Sick youth organizes walk-a-thon
September 14, 2010
By Laura Geggel
When Cullen Rogers fell ill, the Issaquah community reached forward to embrace him with support. Now, Rogers wants to help other children living with life-threatening conditions by fundraising for the Make-A-Wish Foundation.
At age 12, Rogers, a Bothell resident, found his fingers hurt him. His parents thought he had sprained them and told him to be more careful during gym class. But a later X-ray showed no sprain, and anti-inflammatory medication didn’t help his fingers recover.
By the time a specialist at Seattle Children’s diagnosed him with juvenile rheumatoid arthritis, the disease had spread to his limbs, knees, wrists and ankles.
“It was everywhere,” his mother, Shelley Rogers, said.
Doctors prescribed him more aggressive medication, but Cullen still had to stop playing baseball and basketball.
“He wasn’t able to swing the bat.” Shelley Rogers said. “His life changed in a few months’ time from being really active to having lots of doctors’ appointments.”
Then, life threw him another curveball. Doctors diagnosed him with severe obstructive pulmonary disease, meaning he had trouble getting air out of his lungs. He needed a double lung transplant to survive, and miraculously, within 36 hours of getting on the United Network for Organ Sharing, Cullen found a match. He and his parents flew to Stanford Hospital, and Cullen got a new pair of lungs in January 2008, when he was 13.
Lisa Reinitz, of Issaquah, and her sisters, helped their nephew by babysitting his twin sisters when he and his parents stayed in California.
As Cullen’s medical drama unfolded, Cullen found support from his immediate family in Bothell and Issaquah, and even Issaquah well-wishers he had never met.
Issaquah lends a hand

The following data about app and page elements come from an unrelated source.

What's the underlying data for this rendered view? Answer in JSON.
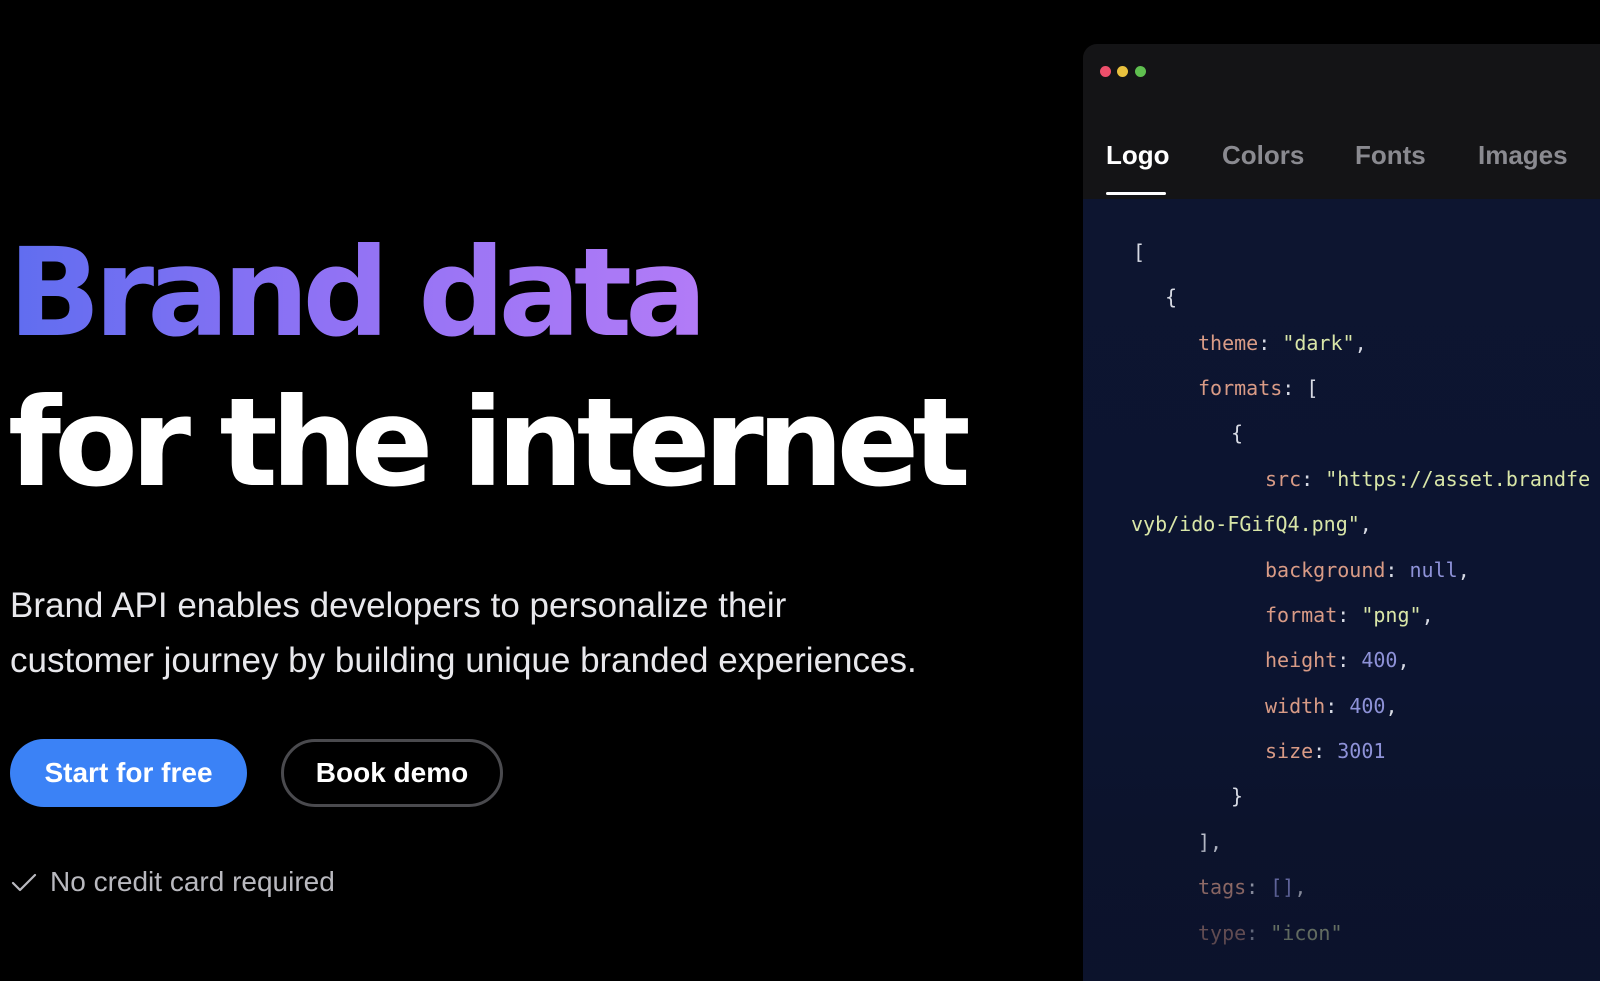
{
  "hero": {
    "headline_line1": "Brand data",
    "headline_line2": "for the internet",
    "subtext_line1": "Brand API enables developers to personalize their",
    "subtext_line2": "customer journey by building unique branded experiences.",
    "primary_button": "Start for free",
    "secondary_button": "Book demo",
    "note": "No credit card required"
  },
  "window": {
    "tabs": [
      {
        "label": "Logo",
        "active": true
      },
      {
        "label": "Colors",
        "active": false
      },
      {
        "label": "Fonts",
        "active": false
      },
      {
        "label": "Images",
        "active": false
      }
    ],
    "code": {
      "open_bracket": "[",
      "open_brace": "{",
      "theme_key": "theme",
      "theme_value": "\"dark\"",
      "formats_key": "formats",
      "formats_open": "[",
      "inner_open_brace": "{",
      "src_key": "src",
      "src_value": "\"https://asset.brandfe",
      "src_value_cont": "vyb/ido-FGifQ4.png\"",
      "background_key": "background",
      "background_value": "null",
      "format_key": "format",
      "format_value": "\"png\"",
      "height_key": "height",
      "height_value": "400",
      "width_key": "width",
      "width_value": "400",
      "size_key": "size",
      "size_value": "3001",
      "inner_close_brace": "}",
      "formats_close": "],",
      "tags_key": "tags",
      "tags_value": "[]",
      "type_key": "type",
      "type_value": "\"icon\""
    }
  },
  "colors": {
    "accent_blue": "#3b82f6",
    "dot_red": "#ed4f6b",
    "dot_yellow": "#e9c13e",
    "dot_green": "#5fbf4f"
  }
}
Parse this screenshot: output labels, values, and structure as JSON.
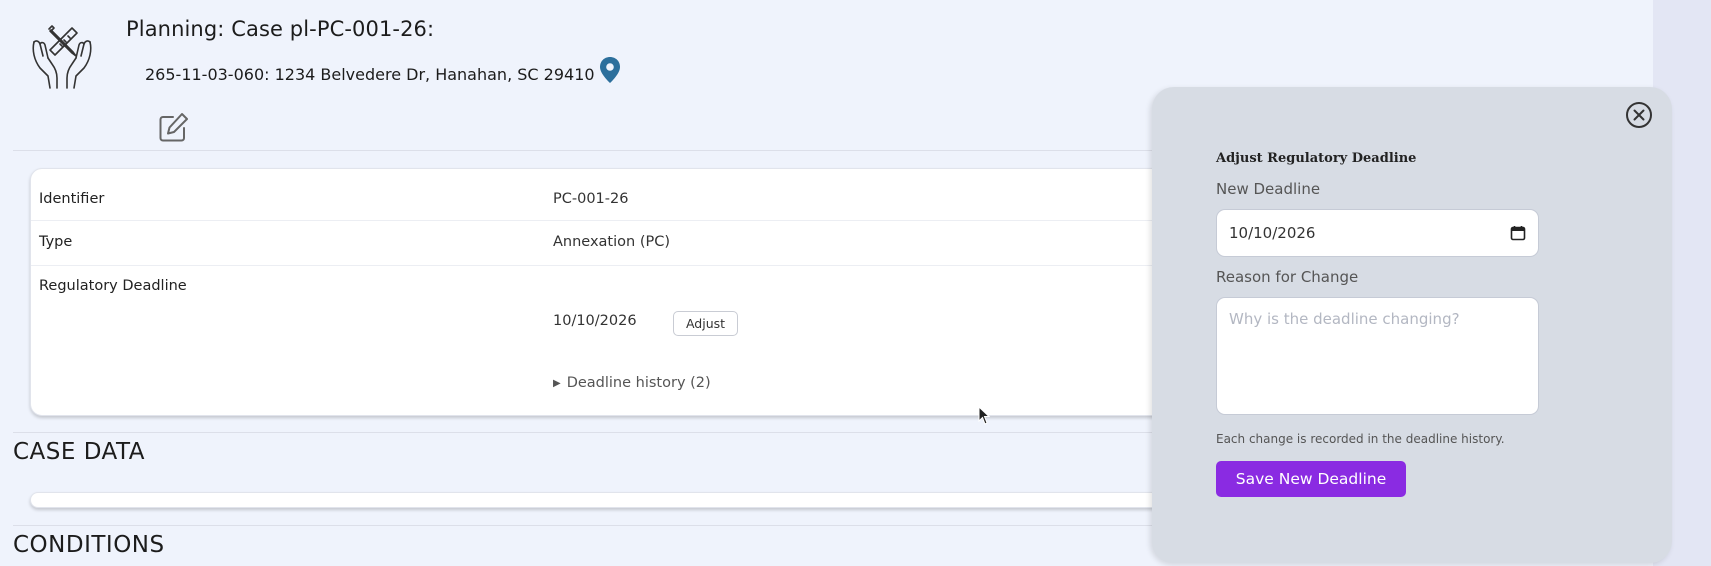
{
  "header": {
    "case_title": "Planning: Case pl-PC-001-26:",
    "address": "265-11-03-060: 1234 Belvedere Dr, Hanahan, SC 29410"
  },
  "details": {
    "rows": [
      {
        "label": "Identifier",
        "value": "PC-001-26"
      },
      {
        "label": "Type",
        "value": "Annexation (PC)"
      },
      {
        "label": "Regulatory Deadline",
        "value": "10/10/2026"
      }
    ],
    "adjust_label": "Adjust",
    "history_label": "Deadline history (2)"
  },
  "sections": {
    "case_data": "CASE DATA",
    "conditions": "CONDITIONS"
  },
  "panel": {
    "heading": "Adjust Regulatory Deadline",
    "new_deadline_label": "New Deadline",
    "new_deadline_value": "10/10/2026",
    "reason_label": "Reason for Change",
    "reason_placeholder": "Why is the deadline changing?",
    "hint": "Each change is recorded in the deadline history.",
    "save_label": "Save New Deadline"
  },
  "colors": {
    "accent": "#8a2be2",
    "pin": "#2c6f9c",
    "background": "#eff3fc",
    "panel": "#d7dce4"
  },
  "icons": [
    "hands-tools-logo-icon",
    "location-pin-icon",
    "edit-icon",
    "close-circle-icon",
    "calendar-icon",
    "triangle-right-icon",
    "mouse-cursor-icon"
  ]
}
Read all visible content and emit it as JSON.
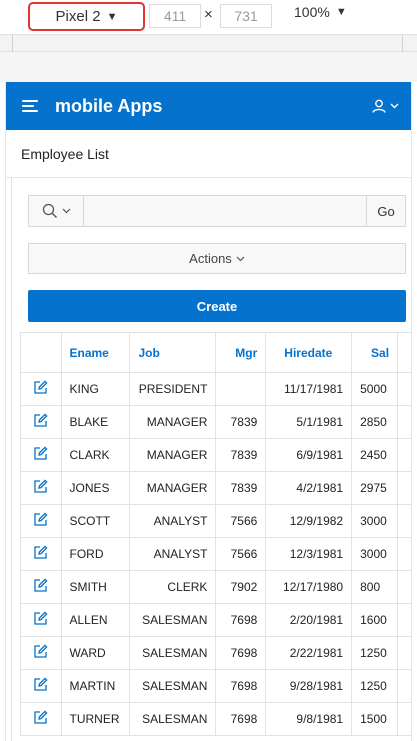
{
  "devtools": {
    "device": "Pixel 2",
    "width": "411",
    "x": "×",
    "height": "731",
    "zoom": "100%"
  },
  "app": {
    "title": "mobile Apps"
  },
  "region": {
    "title": "Employee List"
  },
  "toolbar": {
    "go_label": "Go",
    "actions_label": "Actions",
    "create_label": "Create"
  },
  "colors": {
    "primary": "#0572ce",
    "highlight": "#e3342f"
  },
  "table": {
    "columns": [
      "Ename",
      "Job",
      "Mgr",
      "Hiredate",
      "Sal"
    ],
    "rows": [
      [
        "KING",
        "PRESIDENT",
        "",
        "11/17/1981",
        "5000"
      ],
      [
        "BLAKE",
        "MANAGER",
        "7839",
        "5/1/1981",
        "2850"
      ],
      [
        "CLARK",
        "MANAGER",
        "7839",
        "6/9/1981",
        "2450"
      ],
      [
        "JONES",
        "MANAGER",
        "7839",
        "4/2/1981",
        "2975"
      ],
      [
        "SCOTT",
        "ANALYST",
        "7566",
        "12/9/1982",
        "3000"
      ],
      [
        "FORD",
        "ANALYST",
        "7566",
        "12/3/1981",
        "3000"
      ],
      [
        "SMITH",
        "CLERK",
        "7902",
        "12/17/1980",
        "800"
      ],
      [
        "ALLEN",
        "SALESMAN",
        "7698",
        "2/20/1981",
        "1600"
      ],
      [
        "WARD",
        "SALESMAN",
        "7698",
        "2/22/1981",
        "1250"
      ],
      [
        "MARTIN",
        "SALESMAN",
        "7698",
        "9/28/1981",
        "1250"
      ],
      [
        "TURNER",
        "SALESMAN",
        "7698",
        "9/8/1981",
        "1500"
      ]
    ]
  }
}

Issaquah resident Tom Cochran regularly receives e-mails from his sister-in-law, asking him to pray for people facing challenges or illness. When he heard about Cullen Rogers’ story in fall 2008, he decided to share it with his third-grade Sunday school class at St. Joseph Catholic Church and School.
“I thought they could probably relate to that, to someone who was having trouble,” Cochran said.
He mentioned it to his mother, another St. Joseph member, and she surprised him, saying she knew Cullen’s grandparents, who also go to the Issaquah church. At the next service, Cochran met Dorothy Rogers, Cullen’s grandmother.
“She told me more of the story about his arthritis and lungs,” Cochran said. “She said, ‘It’s wonderful that the third-graders are learning about his story and praying for him.’ I said, ‘How about we send him a get-well banner?’”
From there, Cochran’s class began sending Cullen get-well cards and paper snowflakes when it snowed in Issaquah, but not in Stanford, where he was recovering.
“They started asking every class. It got to be where it was normal routine to have a report about how Cullen was doing,” Cochran said.
Cullen’s grandparents, Dorothy and Lyle Rogers, visited the class and shared Cullen’s story. Cullen wanted to come, too, but his immune system needed time to recover from his surgery.
“It just made me almost tear up that the kids would think that much about a young man that they didn’t even know,” Dorothy Rogers said.
“Every few weeks, I would get a ton of cards from the third-grade class,” Cullen said. “It meant a lot to know that people were there with you every day, because it was hard.”
Cullen continued to receive support through his illness. The summer after his surgery, he received a wish through the Make-A-Wish Foundation.
“When I found out from my doctor that I was eligible for Make-A-Wish, I knew right away I wanted to do the Seattle Mariners and meet Felix Hernandez and watch the game,” Cullen said.
The day of the game, the sun shone, the Mariners beat the Minnesota Twins and Cullen got signed Mariners paraphernalia.
“It meant so much to me,” Cullen said. “It’s not just the wish, the wish is great. It just kind of boosts your spirit.
“Even before the wish, it gives you something to look forward to,” he added. “Before you make a wish, you’re just worrying about your health and all of your appointments.”
He started raising money for the annual summer Make-A-Wish 5K and even spoke at a Make-A-Wish Foundation fundraiser.
In 2009, he raised about $1,200, and this year his team has raised about $6,300.
Cullen thanked his Issaquah supporters and said he would continue to fundraise for the foundation.
With the wish, “You can control it, and you can’t really control your health stuff,” he said. “You can go back to all of the memorabilia. It boosts your spirits. I want to help other kids have that.”
Laura Geggel: 392-6434, ext. 241, or email@example.com. Comment at www.issaquahpress.com.